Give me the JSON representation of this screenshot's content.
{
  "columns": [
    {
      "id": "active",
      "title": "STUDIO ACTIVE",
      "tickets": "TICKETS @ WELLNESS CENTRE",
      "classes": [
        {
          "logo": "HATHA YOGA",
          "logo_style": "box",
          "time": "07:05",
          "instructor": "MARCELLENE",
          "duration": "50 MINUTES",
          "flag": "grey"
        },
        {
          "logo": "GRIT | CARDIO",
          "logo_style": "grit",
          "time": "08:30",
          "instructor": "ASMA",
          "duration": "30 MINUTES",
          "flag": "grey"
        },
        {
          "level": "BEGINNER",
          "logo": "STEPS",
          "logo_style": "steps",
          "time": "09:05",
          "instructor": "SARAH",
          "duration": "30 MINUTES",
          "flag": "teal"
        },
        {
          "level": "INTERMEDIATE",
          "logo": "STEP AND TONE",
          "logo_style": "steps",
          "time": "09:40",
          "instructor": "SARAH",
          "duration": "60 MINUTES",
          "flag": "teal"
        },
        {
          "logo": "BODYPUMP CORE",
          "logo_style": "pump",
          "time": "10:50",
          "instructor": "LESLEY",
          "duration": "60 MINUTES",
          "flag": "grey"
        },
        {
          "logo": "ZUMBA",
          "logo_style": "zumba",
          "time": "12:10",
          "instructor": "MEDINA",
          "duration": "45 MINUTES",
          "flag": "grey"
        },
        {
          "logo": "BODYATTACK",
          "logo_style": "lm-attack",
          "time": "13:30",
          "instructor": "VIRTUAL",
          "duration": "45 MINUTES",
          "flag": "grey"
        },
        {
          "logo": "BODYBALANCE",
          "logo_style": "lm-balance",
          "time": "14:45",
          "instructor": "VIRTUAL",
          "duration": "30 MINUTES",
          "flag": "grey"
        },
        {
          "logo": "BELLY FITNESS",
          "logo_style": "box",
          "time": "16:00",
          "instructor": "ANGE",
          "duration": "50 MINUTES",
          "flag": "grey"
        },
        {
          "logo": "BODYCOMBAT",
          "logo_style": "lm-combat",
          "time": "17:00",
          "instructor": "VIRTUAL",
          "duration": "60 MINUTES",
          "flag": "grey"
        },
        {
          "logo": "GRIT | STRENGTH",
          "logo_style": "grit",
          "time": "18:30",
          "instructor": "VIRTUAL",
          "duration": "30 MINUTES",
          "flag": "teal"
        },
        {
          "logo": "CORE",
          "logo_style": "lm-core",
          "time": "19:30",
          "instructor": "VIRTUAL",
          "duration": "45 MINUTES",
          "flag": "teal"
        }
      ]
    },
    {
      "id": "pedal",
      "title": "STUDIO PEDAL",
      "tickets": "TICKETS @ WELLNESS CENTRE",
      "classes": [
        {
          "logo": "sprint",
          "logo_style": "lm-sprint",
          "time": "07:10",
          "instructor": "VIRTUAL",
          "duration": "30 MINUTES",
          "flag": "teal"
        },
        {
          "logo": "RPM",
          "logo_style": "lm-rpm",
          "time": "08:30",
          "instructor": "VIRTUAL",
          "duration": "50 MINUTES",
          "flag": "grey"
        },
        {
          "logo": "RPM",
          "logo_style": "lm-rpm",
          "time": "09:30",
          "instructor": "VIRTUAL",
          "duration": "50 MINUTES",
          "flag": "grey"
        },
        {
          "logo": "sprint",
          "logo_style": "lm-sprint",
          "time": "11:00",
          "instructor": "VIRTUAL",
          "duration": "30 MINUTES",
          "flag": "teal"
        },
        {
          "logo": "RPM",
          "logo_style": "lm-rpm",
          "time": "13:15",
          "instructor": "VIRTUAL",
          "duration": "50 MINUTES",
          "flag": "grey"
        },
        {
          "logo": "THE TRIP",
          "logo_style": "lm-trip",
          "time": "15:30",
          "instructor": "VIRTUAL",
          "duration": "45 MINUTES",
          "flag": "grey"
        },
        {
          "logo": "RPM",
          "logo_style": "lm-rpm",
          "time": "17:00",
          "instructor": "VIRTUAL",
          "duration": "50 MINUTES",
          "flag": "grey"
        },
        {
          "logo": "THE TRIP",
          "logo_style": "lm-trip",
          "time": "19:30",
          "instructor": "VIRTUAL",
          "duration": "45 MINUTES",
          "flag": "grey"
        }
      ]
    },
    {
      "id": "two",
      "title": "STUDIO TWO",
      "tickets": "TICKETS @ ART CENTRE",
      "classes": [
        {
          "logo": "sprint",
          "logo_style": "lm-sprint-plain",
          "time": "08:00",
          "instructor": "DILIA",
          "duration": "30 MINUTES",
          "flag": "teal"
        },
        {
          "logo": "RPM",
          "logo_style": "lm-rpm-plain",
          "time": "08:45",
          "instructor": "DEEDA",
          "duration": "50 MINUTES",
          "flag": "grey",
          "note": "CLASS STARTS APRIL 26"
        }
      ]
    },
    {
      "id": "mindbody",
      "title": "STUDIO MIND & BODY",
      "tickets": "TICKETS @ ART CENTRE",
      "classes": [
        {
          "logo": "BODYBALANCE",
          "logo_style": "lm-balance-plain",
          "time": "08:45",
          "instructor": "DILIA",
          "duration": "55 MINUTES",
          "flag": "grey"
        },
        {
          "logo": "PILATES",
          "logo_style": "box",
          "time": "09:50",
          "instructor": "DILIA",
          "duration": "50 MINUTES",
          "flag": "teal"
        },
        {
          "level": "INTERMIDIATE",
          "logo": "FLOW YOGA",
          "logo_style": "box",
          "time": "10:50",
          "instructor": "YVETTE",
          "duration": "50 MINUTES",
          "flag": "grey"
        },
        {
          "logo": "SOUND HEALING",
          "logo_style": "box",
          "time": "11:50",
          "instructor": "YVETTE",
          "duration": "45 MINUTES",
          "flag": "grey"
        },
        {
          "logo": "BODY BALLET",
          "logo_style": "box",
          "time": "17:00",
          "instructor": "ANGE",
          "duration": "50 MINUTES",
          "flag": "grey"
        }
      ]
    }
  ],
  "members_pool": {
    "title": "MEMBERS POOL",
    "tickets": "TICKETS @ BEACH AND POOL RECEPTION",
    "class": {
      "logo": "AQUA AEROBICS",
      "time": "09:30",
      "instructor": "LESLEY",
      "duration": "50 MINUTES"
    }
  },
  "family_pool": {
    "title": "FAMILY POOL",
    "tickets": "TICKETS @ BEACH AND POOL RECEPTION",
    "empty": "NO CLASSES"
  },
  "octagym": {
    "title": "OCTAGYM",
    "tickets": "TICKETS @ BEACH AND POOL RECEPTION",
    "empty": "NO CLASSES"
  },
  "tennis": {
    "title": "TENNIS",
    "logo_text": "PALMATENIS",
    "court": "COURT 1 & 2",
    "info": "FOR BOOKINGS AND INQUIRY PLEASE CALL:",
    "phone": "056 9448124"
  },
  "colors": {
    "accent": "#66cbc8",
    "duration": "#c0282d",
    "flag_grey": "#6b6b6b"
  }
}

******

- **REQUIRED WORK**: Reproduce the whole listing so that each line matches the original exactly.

- **ANSWER TO THIS EXERCISE**:
Give me the JSON representation of this screenshot's content.
{
  "columns": [
    {
      "id": "active",
      "title": "STUDIO ACTIVE",
      "tickets": "TICKETS @ WELLNESS CENTRE",
      "classes": [
        {
          "logo": "HATHA YOGA",
          "logo_style": "box",
          "time": "07:05",
          "instructor": "MARCELLENE",
          "duration": "50 MINUTES",
          "flag": "grey"
        },
        {
          "logo": "GRIT | CARDIO",
          "logo_style": "grit",
          "time": "08:30",
          "instructor": "ASMA",
          "duration": "30 MINUTES",
          "flag": "grey"
        },
        {
          "level": "BEGINNER",
          "logo": "STEPS",
          "logo_style": "steps",
          "time": "09:05",
          "instructor": "SARAH",
          "duration": "30 MINUTES",
          "flag": "teal"
        },
        {
          "level": "INTERMEDIATE",
          "logo": "STEP AND TONE",
          "logo_style": "steps",
          "time": "09:40",
          "instructor": "SARAH",
          "duration": "60 MINUTES",
          "flag": "teal"
        },
        {
          "logo": "BODYPUMP CORE",
          "logo_style": "pump",
          "time": "10:50",
          "instructor": "LESLEY",
          "duration": "60 MINUTES",
          "flag": "grey"
        },
        {
          "logo": "ZUMBA",
          "logo_style": "zumba",
          "time": "12:10",
          "instructor": "MEDINA",
          "duration": "45 MINUTES",
          "flag": "grey"
        },
        {
          "logo": "BODYATTACK",
          "logo_style": "lm-attack",
          "time": "13:30",
          "instructor": "VIRTUAL",
          "duration": "45 MINUTES",
          "flag": "grey"
        },
        {
          "logo": "BODYBALANCE",
          "logo_style": "lm-balance",
          "time": "14:45",
          "instructor": "VIRTUAL",
          "duration": "30 MINUTES",
          "flag": "grey"
        },
        {
          "logo": "BELLY FITNESS",
          "logo_style": "box",
          "time": "16:00",
          "instructor": "ANGE",
          "duration": "50 MINUTES",
          "flag": "grey"
        },
        {
          "logo": "BODYCOMBAT",
          "logo_style": "lm-combat",
          "time": "17:00",
          "instructor": "VIRTUAL",
          "duration": "60 MINUTES",
          "flag": "grey"
        },
        {
          "logo": "GRIT | STRENGTH",
          "logo_style": "grit",
          "time": "18:30",
          "instructor": "VIRTUAL",
          "duration": "30 MINUTES",
          "flag": "teal"
        },
        {
          "logo": "CORE",
          "logo_style": "lm-core",
          "time": "19:30",
          "instructor": "VIRTUAL",
          "duration": "45 MINUTES",
          "flag": "teal"
        }
      ]
    },
    {
      "id": "pedal",
      "title": "STUDIO PEDAL",
      "tickets": "TICKETS @ WELLNESS CENTRE",
      "classes": [
        {
          "logo": "sprint",
          "logo_style": "lm-sprint",
          "time": "07:10",
          "instructor": "VIRTUAL",
          "duration": "30 MINUTES",
          "flag": "teal"
        },
        {
          "logo": "RPM",
          "logo_style": "lm-rpm",
          "time": "08:30",
          "instructor": "VIRTUAL",
          "duration": "50 MINUTES",
          "flag": "grey"
        },
        {
          "logo": "RPM",
          "logo_style": "lm-rpm",
          "time": "09:30",
          "instructor": "VIRTUAL",
          "duration": "50 MINUTES",
          "flag": "grey"
        },
        {
          "logo": "sprint",
          "logo_style": "lm-sprint",
          "time": "11:00",
          "instructor": "VIRTUAL",
          "duration": "30 MINUTES",
          "flag": "teal"
        },
        {
          "logo": "RPM",
          "logo_style": "lm-rpm",
          "time": "13:15",
          "instructor": "VIRTUAL",
          "duration": "50 MINUTES",
          "flag": "grey"
        },
        {
          "logo": "THE TRIP",
          "logo_style": "lm-trip",
          "time": "15:30",
          "instructor": "VIRTUAL",
          "duration": "45 MINUTES",
          "flag": "grey"
        },
        {
          "logo": "RPM",
          "logo_style": "lm-rpm",
          "time": "17:00",
          "instructor": "VIRTUAL",
          "duration": "50 MINUTES",
          "flag": "grey"
        },
        {
          "logo": "THE TRIP",
          "logo_style": "lm-trip",
          "time": "19:30",
          "instructor": "VIRTUAL",
          "duration": "45 MINUTES",
          "flag": "grey"
        }
      ]
    },
    {
      "id": "two",
      "title": "STUDIO TWO",
      "tickets": "TICKETS @ ART CENTRE",
      "classes": [
        {
          "logo": "sprint",
          "logo_style": "lm-sprint-plain",
          "time": "08:00",
          "instructor": "DILIA",
          "duration": "30 MINUTES",
          "flag": "teal"
        },
        {
          "logo": "RPM",
          "logo_style": "lm-rpm-plain",
          "time": "08:45",
          "instructor": "DEEDA",
          "duration": "50 MINUTES",
          "flag": "grey",
          "note": "CLASS STARTS APRIL 26"
        }
      ]
    },
    {
      "id": "mindbody",
      "title": "STUDIO MIND & BODY",
      "tickets": "TICKETS @ ART CENTRE",
      "classes": [
        {
          "logo": "BODYBALANCE",
          "logo_style": "lm-balance-plain",
          "time": "08:45",
          "instructor": "DILIA",
          "duration": "55 MINUTES",
          "flag": "grey"
        },
        {
          "logo": "PILATES",
          "logo_style": "box",
          "time": "09:50",
          "instructor": "DILIA",
          "duration": "50 MINUTES",
          "flag": "teal"
        },
        {
          "level": "INTERMIDIATE",
          "logo": "FLOW YOGA",
          "logo_style": "box",
          "time": "10:50",
          "instructor": "YVETTE",
          "duration": "50 MINUTES",
          "flag": "grey"
        },
        {
          "logo": "SOUND HEALING",
          "logo_style": "box",
          "time": "11:50",
          "instructor": "YVETTE",
          "duration": "45 MINUTES",
          "flag": "grey"
        },
        {
          "logo": "BODY BALLET",
          "logo_style": "box",
          "time": "17:00",
          "instructor": "ANGE",
          "duration": "50 MINUTES",
          "flag": "grey"
        }
      ]
    }
  ],
  "members_pool": {
    "title": "MEMBERS POOL",
    "tickets": "TICKETS @ BEACH AND POOL RECEPTION",
    "class": {
      "logo": "AQUA AEROBICS",
      "time": "09:30",
      "instructor": "LESLEY",
      "duration": "50 MINUTES"
    }
  },
  "family_pool": {
    "title": "FAMILY POOL",
    "tickets": "TICKETS @ BEACH AND POOL RECEPTION",
    "empty": "NO CLASSES"
  },
  "octagym": {
    "title": "OCTAGYM",
    "tickets": "TICKETS @ BEACH AND POOL RECEPTION",
    "empty": "NO CLASSES"
  },
  "tennis": {
    "title": "TENNIS",
    "logo_text": "PALMATENIS",
    "court": "COURT 1 & 2",
    "info": "FOR BOOKINGS AND INQUIRY PLEASE CALL:",
    "phone": "056 9448124"
  },
  "colors": {
    "accent": "#66cbc8",
    "duration": "#c0282d",
    "flag_grey": "#6b6b6b"
  }
}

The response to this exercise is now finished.